We have identified 117 production lines in at least 31 states and 71 U.S. cities where American workers are producing major weapons systems for Ukraine. For example, aid that Congress has already approved is going to, among many other places
In other words, as happens with foreign military aid, our aid to Ukraine is not only creating American jobs but also reinvigorating our dangerously atrophied defense industrial base. Vance said in October that “The condition of the American defense industrial base is a national scandal. Repairing it is among our most urgent priorities.” Well, our aid to Ukraine is doing exactly that.
…or you’d rather ponder the origins of good money after bad
It appears that the original phrase was to “send good money after bad,” rather than to “spend.” The hope of recovering a bad debt by loaning more money to the debtor would fit the expression well, as would the vain hope of spending money on an old car or house to recover its value. “Sending money” to recover lost money would easily morph into “spending money” with much the same meaning.

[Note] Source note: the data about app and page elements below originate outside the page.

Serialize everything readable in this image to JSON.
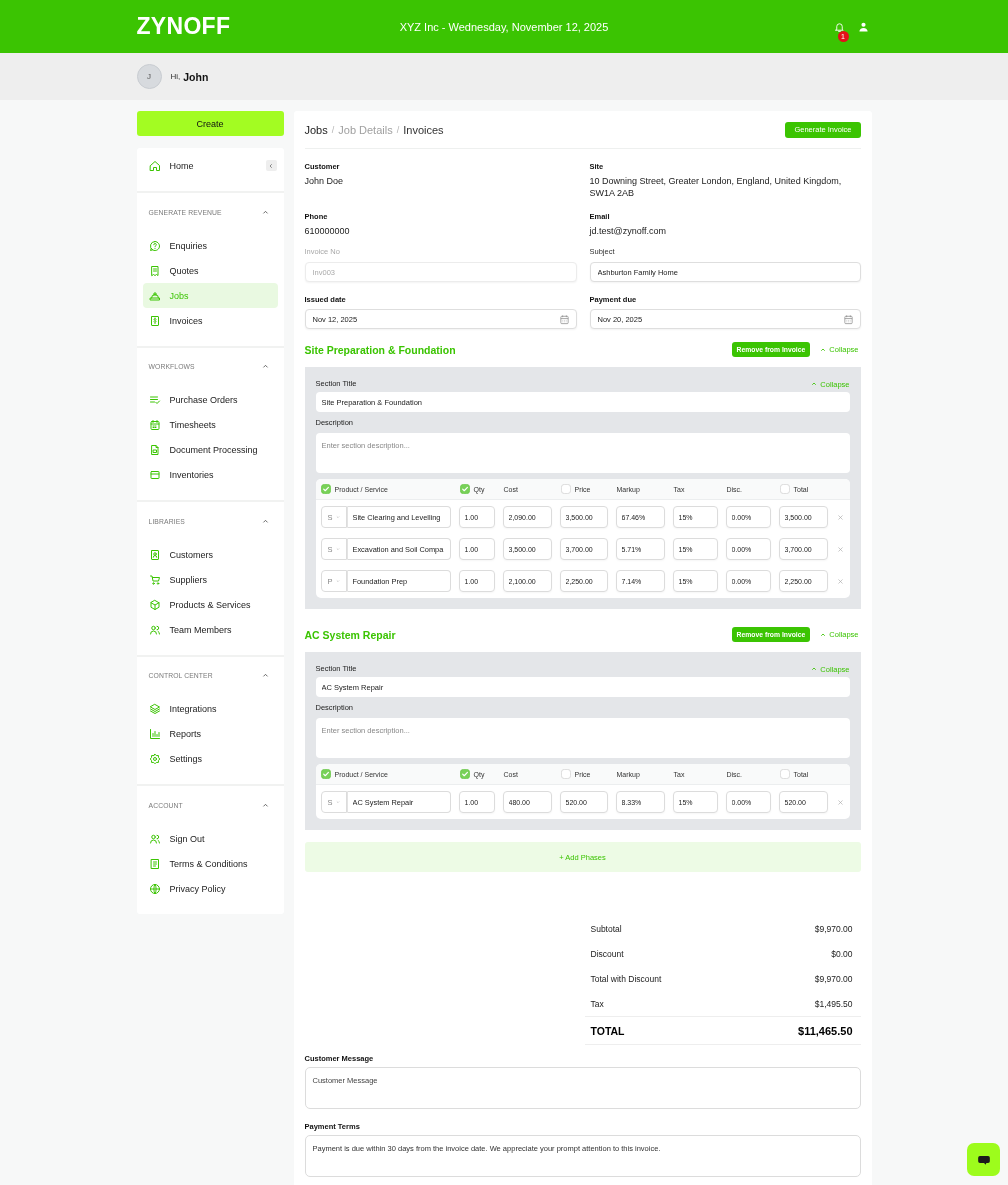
{
  "header": {
    "logo": "ZYNOFF",
    "title": "XYZ Inc - Wednesday, November 12, 2025",
    "notification_count": "1"
  },
  "greeting": {
    "avatar_initial": "J",
    "salutation": "Hi,",
    "name": "John"
  },
  "sidebar": {
    "create_button": "Create",
    "home": {
      "label": "Home",
      "selected": false
    },
    "sections": [
      {
        "title": "GENERATE REVENUE",
        "expanded": true,
        "items": [
          {
            "label": "Enquiries",
            "selected": false
          },
          {
            "label": "Quotes",
            "selected": false
          },
          {
            "label": "Jobs",
            "selected": true
          },
          {
            "label": "Invoices",
            "selected": false
          }
        ]
      },
      {
        "title": "WORKFLOWS",
        "expanded": true,
        "items": [
          {
            "label": "Purchase Orders",
            "selected": false
          },
          {
            "label": "Timesheets",
            "selected": false
          },
          {
            "label": "Document Processing",
            "selected": false
          },
          {
            "label": "Inventories",
            "selected": false
          }
        ]
      },
      {
        "title": "LIBRARIES",
        "expanded": true,
        "items": [
          {
            "label": "Customers",
            "selected": false
          },
          {
            "label": "Suppliers",
            "selected": false
          },
          {
            "label": "Products & Services",
            "selected": false
          },
          {
            "label": "Team Members",
            "selected": false
          }
        ]
      },
      {
        "title": "CONTROL CENTER",
        "expanded": true,
        "items": [
          {
            "label": "Integrations",
            "selected": false
          },
          {
            "label": "Reports",
            "selected": false
          },
          {
            "label": "Settings",
            "selected": false
          }
        ]
      },
      {
        "title": "ACCOUNT",
        "expanded": true,
        "items": [
          {
            "label": "Sign Out",
            "selected": false
          },
          {
            "label": "Terms & Conditions",
            "selected": false
          },
          {
            "label": "Privacy Policy",
            "selected": false
          }
        ]
      }
    ]
  },
  "breadcrumb": {
    "separator": "/",
    "items": [
      {
        "label": "Jobs"
      },
      {
        "label": "Job Details"
      },
      {
        "label": "Invoices"
      }
    ]
  },
  "generate_button": "Generate Invoice",
  "details": [
    {
      "label": "Customer",
      "value": "John Doe"
    },
    {
      "label": "Site",
      "value": "10 Downing Street, Greater London, England, United Kingdom, SW1A 2AB"
    },
    {
      "label": "Phone",
      "value": "610000000"
    },
    {
      "label": "Email",
      "value": "jd.test@zynoff.com"
    }
  ],
  "fields": [
    {
      "label": "Invoice No",
      "kind": "text",
      "value": "Inv003",
      "disabled": true
    },
    {
      "label": "Subject",
      "kind": "text",
      "value": "Ashburton Family Home",
      "disabled": false
    },
    {
      "label": "Issued date",
      "kind": "date",
      "value": "Nov 12, 2025",
      "disabled": false
    },
    {
      "label": "Payment due",
      "kind": "date",
      "value": "Nov 20, 2025",
      "disabled": false
    }
  ],
  "phases": [
    {
      "title": "Site Preparation & Foundation",
      "remove_button": "Remove from Invoice",
      "collapse_link": "Collapse",
      "expanded": true,
      "section_title": {
        "label": "Section Title",
        "value": "Site Preparation & Foundation",
        "collapse_link": "Collapse"
      },
      "description": {
        "label": "Description",
        "placeholder": "Enter section description..."
      },
      "columns": [
        {
          "label": "Product / Service",
          "kind": "checkbox",
          "checked": true
        },
        {
          "label": "Qty",
          "kind": "checkbox",
          "checked": true
        },
        {
          "label": "Cost",
          "kind": "plain"
        },
        {
          "label": "Price",
          "kind": "checkbox",
          "checked": false
        },
        {
          "label": "Markup",
          "kind": "plain"
        },
        {
          "label": "Tax",
          "kind": "plain"
        },
        {
          "label": "Disc.",
          "kind": "plain"
        },
        {
          "label": "Total",
          "kind": "checkbox",
          "checked": false
        }
      ],
      "rows": [
        {
          "type": "S",
          "name": "Site Clearing and Levelling",
          "qty": "1.00",
          "cost": "2,090.00",
          "price": "3,500.00",
          "markup": "67.46%",
          "tax": "15%",
          "discount": "0.00%",
          "total": "3,500.00"
        },
        {
          "type": "S",
          "name": "Excavation and Soil Compa",
          "qty": "1.00",
          "cost": "3,500.00",
          "price": "3,700.00",
          "markup": "5.71%",
          "tax": "15%",
          "discount": "0.00%",
          "total": "3,700.00"
        },
        {
          "type": "P",
          "name": "Foundation Prep",
          "qty": "1.00",
          "cost": "2,100.00",
          "price": "2,250.00",
          "markup": "7.14%",
          "tax": "15%",
          "discount": "0.00%",
          "total": "2,250.00"
        }
      ]
    },
    {
      "title": "AC System Repair",
      "remove_button": "Remove from Invoice",
      "collapse_link": "Collapse",
      "expanded": true,
      "section_title": {
        "label": "Section Title",
        "value": "AC System Repair",
        "collapse_link": "Collapse"
      },
      "description": {
        "label": "Description",
        "placeholder": "Enter section description..."
      },
      "columns": [
        {
          "label": "Product / Service",
          "kind": "checkbox",
          "checked": true
        },
        {
          "label": "Qty",
          "kind": "checkbox",
          "checked": true
        },
        {
          "label": "Cost",
          "kind": "plain"
        },
        {
          "label": "Price",
          "kind": "checkbox",
          "checked": false
        },
        {
          "label": "Markup",
          "kind": "plain"
        },
        {
          "label": "Tax",
          "kind": "plain"
        },
        {
          "label": "Disc.",
          "kind": "plain"
        },
        {
          "label": "Total",
          "kind": "checkbox",
          "checked": false
        }
      ],
      "rows": [
        {
          "type": "S",
          "name": "AC System Repair",
          "qty": "1.00",
          "cost": "480.00",
          "price": "520.00",
          "markup": "8.33%",
          "tax": "15%",
          "discount": "0.00%",
          "total": "520.00"
        }
      ]
    }
  ],
  "add_phases_button": "+ Add Phases",
  "totals": [
    {
      "label": "Subtotal",
      "value": "$9,970.00",
      "kind": "line"
    },
    {
      "label": "Discount",
      "value": "$0.00",
      "kind": "line"
    },
    {
      "label": "Total with Discount",
      "value": "$9,970.00",
      "kind": "line"
    },
    {
      "label": "Tax",
      "value": "$1,495.50",
      "kind": "line"
    },
    {
      "label": "TOTAL",
      "value": "$11,465.50",
      "kind": "grand"
    }
  ],
  "customer_message": {
    "label": "Customer Message",
    "placeholder": "Customer Message"
  },
  "payment_terms": {
    "label": "Payment Terms",
    "value": "Payment is due within 30 days from the invoice date. We appreciate your prompt attention to this invoice."
  }
}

The bad, as some have said here, is lost. The good is in hand and ought not be wasted.
“Giovanni Torriano wrote and published a number of books on proverbs, including “New and Easie Directions for Attaining the Thuscan Italian Tongue” in 1639, “The Most Significant Select Italian Proverbs” in 1642, “A dictionary Italian and English, formerly compiled by John Florio, now diligently revised” in 1659, and “Piazza universale di proverbi italiani: Or A Common Place Of Italian Proverbes and Proverbial Phrases” in 1666, among other tomes. However, it was in his book “Italian Proverbial Phrases” published in 1662 that he wrote: The English say, To send good Mony after bad, to lose the Substance, for the Shaddow.”https://english.stackexchange.com/questions/186789/etymology-of-throw-good-money-after-bad
…or by crook
…you can see why some are seeing the appeal of the guillotine…including, oddly enough, a lot of folks who fairly recently were similarly fond of referring to the french as surrender-monkeys…which…I guess could be confusing…if not as confused as a bunch of those folks must surely be on the regular…either way…I’m not much inclined to the off with their head approach…even for the head of the snake…call it a moral failing…but if I had a bunch of disposable income to dispose of & thought things might go the way I’d like…I imagine I might be investing heavily in petard-to-hoist conversion kits…except…that’s not really how that works, either
…besides…it’s about time I got this hoisted…or possibly hoised…before whatever momentum I might be able to conserve today gets entirely hosed…best of luck with the rest of it?